I see people willing to videotape incidents or call the police (which is not always helpful) but choose not to intervene in the moment. When I hear stories about how people attack children and the elderly, while others stand there and watch or walk away, it breaks my heart.
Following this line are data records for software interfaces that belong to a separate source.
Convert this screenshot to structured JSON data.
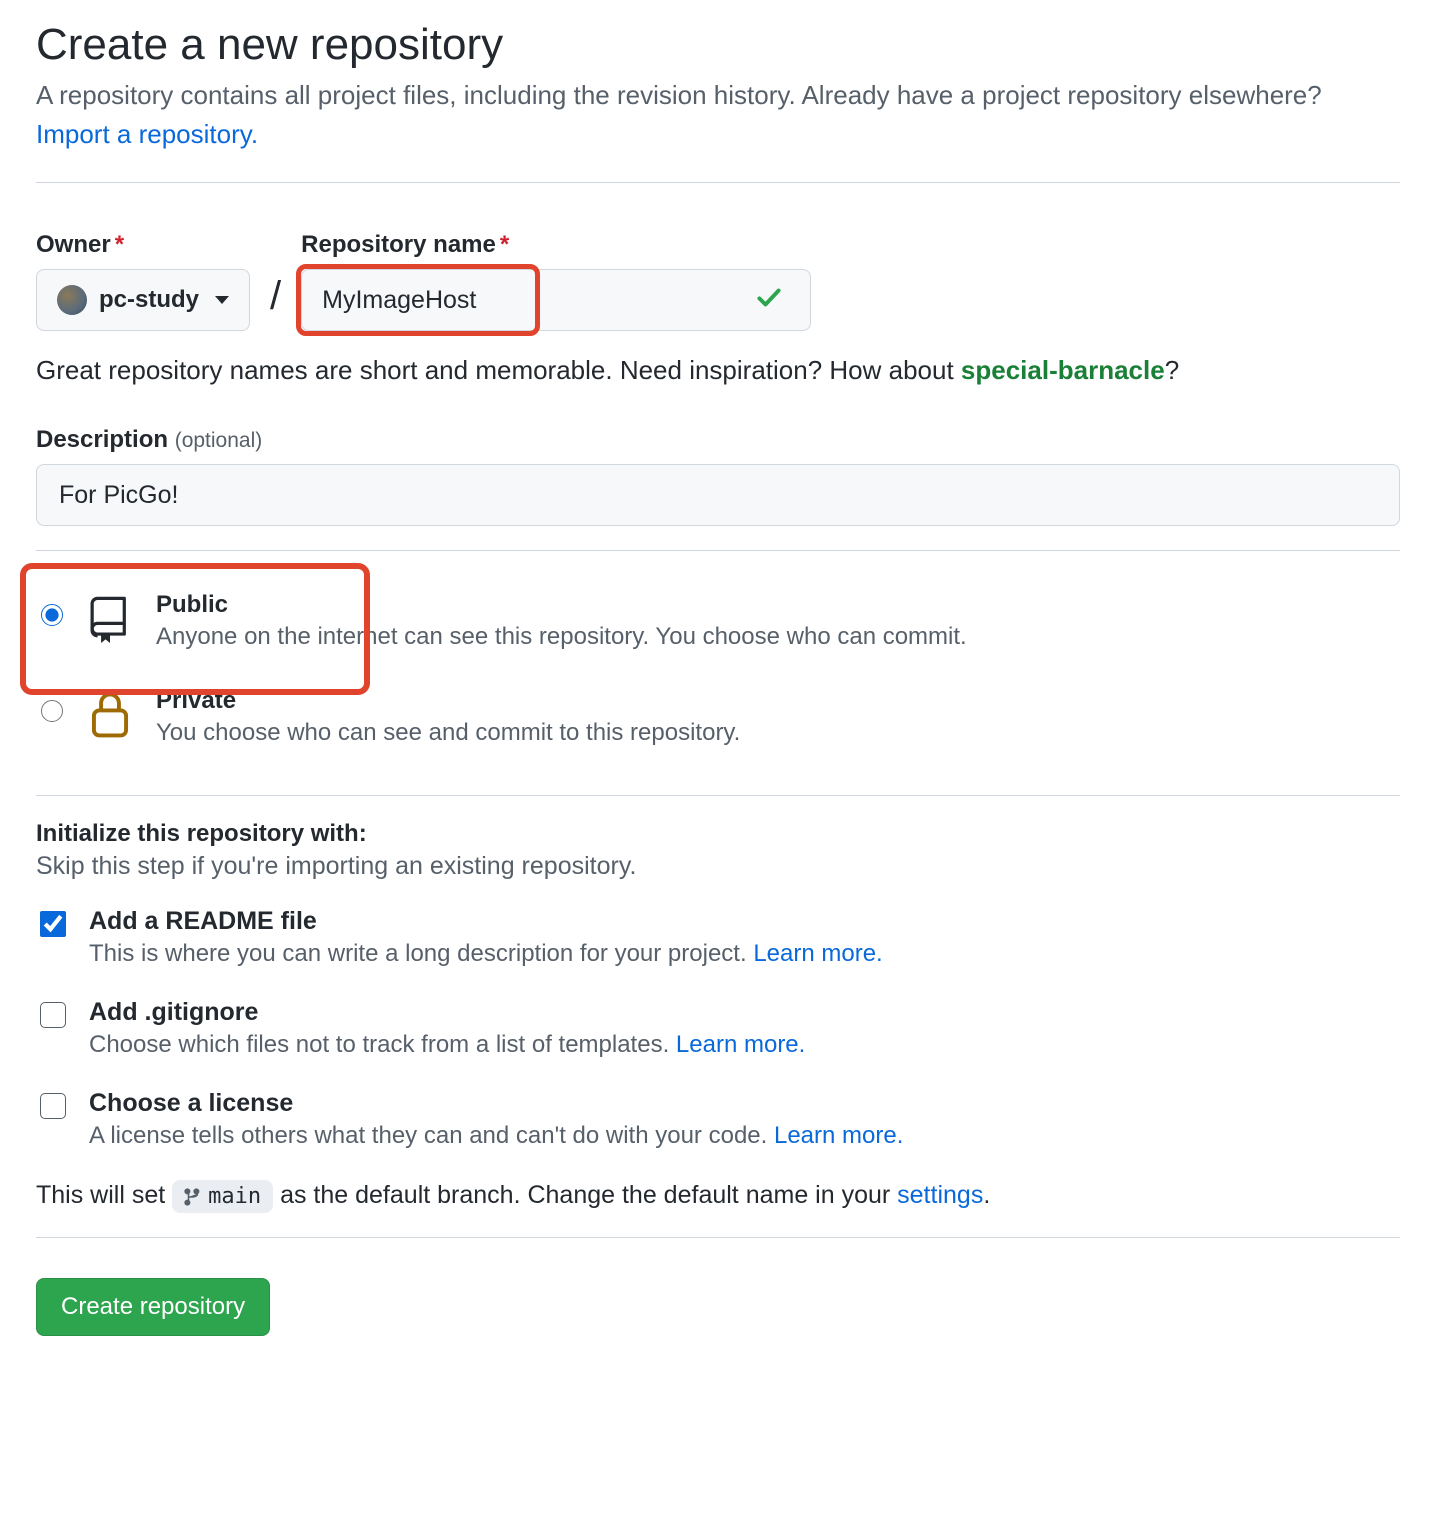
{
  "heading": "Create a new repository",
  "subtitle_prefix": "A repository contains all project files, including the revision history. Already have a project repository elsewhere? ",
  "import_link": "Import a repository.",
  "owner": {
    "label": "Owner",
    "value": "pc-study"
  },
  "repo": {
    "label": "Repository name",
    "value": "MyImageHost"
  },
  "name_helper_prefix": "Great repository names are short and memorable. Need inspiration? How about ",
  "name_suggestion": "special-barnacle",
  "name_helper_suffix": "?",
  "description": {
    "label": "Description",
    "optional": "(optional)",
    "value": "For PicGo!"
  },
  "visibility": {
    "public": {
      "title": "Public",
      "desc": "Anyone on the internet can see this repository. You choose who can commit.",
      "selected": true
    },
    "private": {
      "title": "Private",
      "desc": "You choose who can see and commit to this repository.",
      "selected": false
    }
  },
  "initialize": {
    "title": "Initialize this repository with:",
    "subtitle": "Skip this step if you're importing an existing repository.",
    "readme": {
      "title": "Add a README file",
      "desc": "This is where you can write a long description for your project. ",
      "checked": true
    },
    "gitignore": {
      "title": "Add .gitignore",
      "desc": "Choose which files not to track from a list of templates. ",
      "checked": false
    },
    "license": {
      "title": "Choose a license",
      "desc": "A license tells others what they can and can't do with your code. ",
      "checked": false
    },
    "learn_more": "Learn more."
  },
  "branch": {
    "prefix": "This will set ",
    "name": "main",
    "mid": " as the default branch. Change the default name in your ",
    "settings": "settings",
    "suffix": "."
  },
  "create_button": "Create repository"
}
These micro and macro aggressions take a mental toll on people of color. Last month when I went to my doctor for a checkup, she asked how I was doing. I stopped and thought, and instead of giving my normal reply, “I am doing fine,” I explained that I had no energy and how at times, I felt sadness overcome me, and how I’ve been experiencing panic attacks. She sat down next to me and told me she knew exactly how I felt. You see my doctor is from India, and she told me 80-90 percent of her patients that are people of color are coming in with similar symptoms. The daily assault on black lives, immigrants, brown people, native people, and anyone not identified as “white” is impacting people’s health and lives. In December, I went off Facebook for the month, curtailed watching the news and stayed home, because I felt my mental health was at risk.

According to my wonderful grandson, I’m not the hippest person in the world, but I try to keep up with what artist and musicians are doing as a commentary of what’s going in our country. I ran across a music video directed by Spike Lee for the song Land of the Free by The Killers, an alternative rock group from Las Vegas. Here are a few verses:
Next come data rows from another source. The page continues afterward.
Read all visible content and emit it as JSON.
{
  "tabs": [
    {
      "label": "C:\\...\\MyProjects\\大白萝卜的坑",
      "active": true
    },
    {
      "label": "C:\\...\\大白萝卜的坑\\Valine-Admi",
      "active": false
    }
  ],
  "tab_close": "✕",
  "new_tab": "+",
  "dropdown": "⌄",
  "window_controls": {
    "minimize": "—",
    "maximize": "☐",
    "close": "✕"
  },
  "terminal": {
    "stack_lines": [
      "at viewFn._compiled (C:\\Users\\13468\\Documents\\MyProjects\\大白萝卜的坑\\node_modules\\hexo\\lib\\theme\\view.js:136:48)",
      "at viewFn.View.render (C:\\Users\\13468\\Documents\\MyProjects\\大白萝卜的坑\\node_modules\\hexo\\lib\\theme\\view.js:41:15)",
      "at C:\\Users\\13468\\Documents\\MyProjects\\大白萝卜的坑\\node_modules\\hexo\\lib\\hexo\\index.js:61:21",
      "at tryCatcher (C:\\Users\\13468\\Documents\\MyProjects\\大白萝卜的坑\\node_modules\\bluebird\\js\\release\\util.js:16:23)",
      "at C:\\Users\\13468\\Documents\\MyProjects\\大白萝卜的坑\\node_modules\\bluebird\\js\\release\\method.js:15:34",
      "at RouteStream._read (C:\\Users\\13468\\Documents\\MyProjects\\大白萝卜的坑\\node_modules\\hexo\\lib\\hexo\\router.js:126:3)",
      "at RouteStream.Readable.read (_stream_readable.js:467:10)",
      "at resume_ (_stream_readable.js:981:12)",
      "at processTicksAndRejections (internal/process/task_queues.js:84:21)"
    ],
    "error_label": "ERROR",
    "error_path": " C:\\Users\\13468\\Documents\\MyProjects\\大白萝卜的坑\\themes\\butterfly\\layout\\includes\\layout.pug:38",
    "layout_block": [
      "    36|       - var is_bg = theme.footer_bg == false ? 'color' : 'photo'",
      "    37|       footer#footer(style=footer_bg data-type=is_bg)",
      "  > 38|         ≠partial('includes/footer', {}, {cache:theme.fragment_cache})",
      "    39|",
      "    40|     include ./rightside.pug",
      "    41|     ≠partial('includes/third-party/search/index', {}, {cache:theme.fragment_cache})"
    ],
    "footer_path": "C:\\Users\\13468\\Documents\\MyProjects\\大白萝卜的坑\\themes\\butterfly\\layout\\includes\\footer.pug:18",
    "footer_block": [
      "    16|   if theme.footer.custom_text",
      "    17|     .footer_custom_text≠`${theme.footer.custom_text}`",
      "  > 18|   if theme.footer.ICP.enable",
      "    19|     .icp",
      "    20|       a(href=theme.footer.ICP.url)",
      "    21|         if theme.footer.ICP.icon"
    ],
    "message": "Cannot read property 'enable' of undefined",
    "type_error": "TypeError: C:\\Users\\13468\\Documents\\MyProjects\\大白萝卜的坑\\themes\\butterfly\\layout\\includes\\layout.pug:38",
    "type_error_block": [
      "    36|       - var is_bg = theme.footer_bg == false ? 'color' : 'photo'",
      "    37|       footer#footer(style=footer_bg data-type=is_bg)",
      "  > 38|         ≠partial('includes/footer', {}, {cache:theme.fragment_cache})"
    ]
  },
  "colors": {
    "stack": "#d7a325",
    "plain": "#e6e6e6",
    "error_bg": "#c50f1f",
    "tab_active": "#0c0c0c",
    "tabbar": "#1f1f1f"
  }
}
When I go out in my car, I don’t think twice
But if you’re the wrong color skin (I’m standing, crying)
You grow up looking over both your shoulders

In the land of the free
And we got more people locked up than the rest of the world
Right here in red, white and blue (I’m standing, crying)
Incarceration’s become big business
It’s harvest time out on the avenue

Down at the border, they’re gonna put up a wall
Concrete and Rebar Steel beams (I’m standing crying)
High enough to keep all those filthy hands off
Of our hopes and our dreams (I’m standing crying)
People who just want the same things we do

In the land of the free

This song spoke to me for several reasons, but the second verse about the border wall hit me. I told my doctor that  I hadn’t slept for a few days, because I could not get the image of the children, nearing the border entrance, being gassed by tear gas out of my mind. My doctor suggested I quit my job; explaining that maybe I’m too exposed to this ugliness. And you know, I have thought about quitting and living in a cabin up in the mountains. Then I think about Jesus. What if, on his way to Jerusalem, he had decided this messy world is for the birds. What if he’d decided, I’m out of here? Where would we be?

The rich man made a choice. We all have a choice as to whether we are committed to radical discipleship, knowing we will make mistakes or not. Will we work together toward redemption in a country that desperately needs to be redeemed?

The work seems overwhelming, but we are not alone in this work. Remember Jesus says in Matthew, “For mortals, it is impossible [to be saved], but for God all things are possible.” Yes alone we can’t redeem the soul of America, but with God it is possible.

As a Christian, I must ask myself where my hope lies. My hope lies in Jesus Christ. In the story of the rich man, people were redeemed when they chose to follow Jesus in radical discipleship. Change is scary. Giving up something, whether it’s riches, whiteness or privilege we depend on may seem impossible unless we fully put our faith and hope in Jesus. I believe Martin Luther King Jr. knew our hope was not dependent on reason, political strategies or moral courage but ultimately in God.

Let me leave you with these words from Dr. King in an article entitled Pilgrimage to Non-Violence, that he wrote in 1958.

Granted that we face a world crisis which often leaves us standing amid the surging murmur of life’s restless sea. But every crisis has both its dangers and its opportunities. Each can spell either salvation or doom. In a dark, confused world, the Spirit of God may yet reign supreme.

We do have a choice, and I pray we are bold enough to choose to follow Jesus no matter the cost.

May there be more light and truth to break forth from God’s holy word.